The real question is obvious: where do our perspectives reconnect? Whatever you do, and whatever I do, may we never let our likes and dislikes stand as final pronouncements. Dismissive judgment is condescension is scorn is death. “It’s just not my thing” is a refusal of friendship. Get back to first principles. If I dislike James Franco and you don’t, it’s not because I am high-brow while your brows rest mawkishly beneath your nose. I dislike him because he is greasy, and because I think he is a poor writer who wrote that shadows are shadow-like, and because I find teaching a class on yourself hubristic, and hubris troubles me since I suspect it too often gets mistaken for talent. (Particularly when men have it and perform a Rebel Without A Cause sort of masculinity that somehow makes this regrettable comportment acceptable.) His eyelids droop and make him look sleepy, and it’s rude to look above it all and sleepy all the time. (Yes: rude! Behold the schoolmarm within!) But there’s more: If a lack of effort is unpraiseworthy, and I think it is, then an effortful display of a lack of effort is contemptible. He made Anne Hathaway work harder at an awards show than any human being should ever have to emotionally work. It wasn’t just wasteful, it was mean. He did that because he thought it was the cool thing to do, and coolness drags people toward ethical emptiness. (I just said that as an absolute, but of course what I really mean is that I was never cool growing up, so cool is wrapped up with rejection, and all the self-righteous justifications rejection brings.)
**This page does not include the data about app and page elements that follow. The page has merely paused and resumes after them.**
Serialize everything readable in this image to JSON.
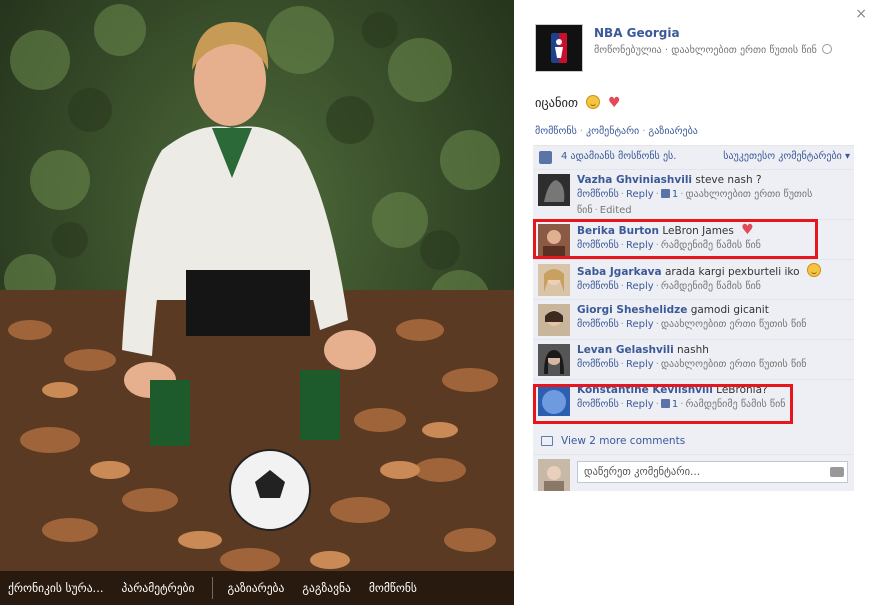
{
  "photo": {
    "actions": [
      "ქრონიკის სურა...",
      "პარამეტრები",
      "გაზიარება",
      "გაგზავნა",
      "მომწონს"
    ]
  },
  "close_label": "×",
  "page": {
    "name": "NBA Georgia",
    "meta": "მოწონებულია · დაახლოებით ერთი წუთის წინ"
  },
  "post": {
    "text": "იცანით",
    "actions": {
      "like": "მომწონს",
      "comment": "კომენტარი",
      "share": "გაზიარება"
    }
  },
  "likes": {
    "text": "4 ადამიანს მოსწონს ეს.",
    "sort": "საუკეთესო კომენტარები ▾"
  },
  "comments": [
    {
      "author": "Vazha Ghviniashvili",
      "text": "steve nash ?",
      "like": "მომწონს",
      "reply": "Reply",
      "likes_count": "1",
      "time": "დაახლოებით ერთი წუთის წინ",
      "edited": "Edited"
    },
    {
      "author": "Berika Burton",
      "text": "LeBron James",
      "like": "მომწონს",
      "reply": "Reply",
      "likes_count": "",
      "time": "რამდენიმე წამის წინ",
      "edited": ""
    },
    {
      "author": "Saba Jgarkava",
      "text": "arada kargi pexburteli iko",
      "like": "მომწონს",
      "reply": "Reply",
      "likes_count": "",
      "time": "რამდენიმე წამის წინ",
      "edited": ""
    },
    {
      "author": "Giorgi Sheshelidze",
      "text": "gamodi gicanit",
      "like": "მომწონს",
      "reply": "Reply",
      "likes_count": "",
      "time": "დაახლოებით ერთი წუთის წინ",
      "edited": ""
    },
    {
      "author": "Levan Gelashvili",
      "text": "nashh",
      "like": "მომწონს",
      "reply": "Reply",
      "likes_count": "",
      "time": "დაახლოებით ერთი წუთის წინ",
      "edited": ""
    },
    {
      "author": "Konstantine Kevlishvili",
      "text": "LeBronia?",
      "like": "მომწონს",
      "reply": "Reply",
      "likes_count": "1",
      "time": "რამდენიმე წამის წინ",
      "edited": ""
    }
  ],
  "view_more": "View 2 more comments",
  "write_placeholder": "დაწერეთ კომენტარი...",
  "colors": {
    "link": "#3b5998",
    "highlight": "#e8161c",
    "panel": "#edeff4"
  }
}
I know next to nothing about James Franco, but I think he’s empty. Above are my reasons, and they aren’t so much profound as frankly (ha!) autobiographical. What matters more than my objective assessment of James Franco (I mean really, who cares?) is the subjectivity behind it. What’s yours? Can our subjectivities hang out?
None of that conversation can happen till I shake myself loose of my bad habits. I’m going to watch The Good Wife.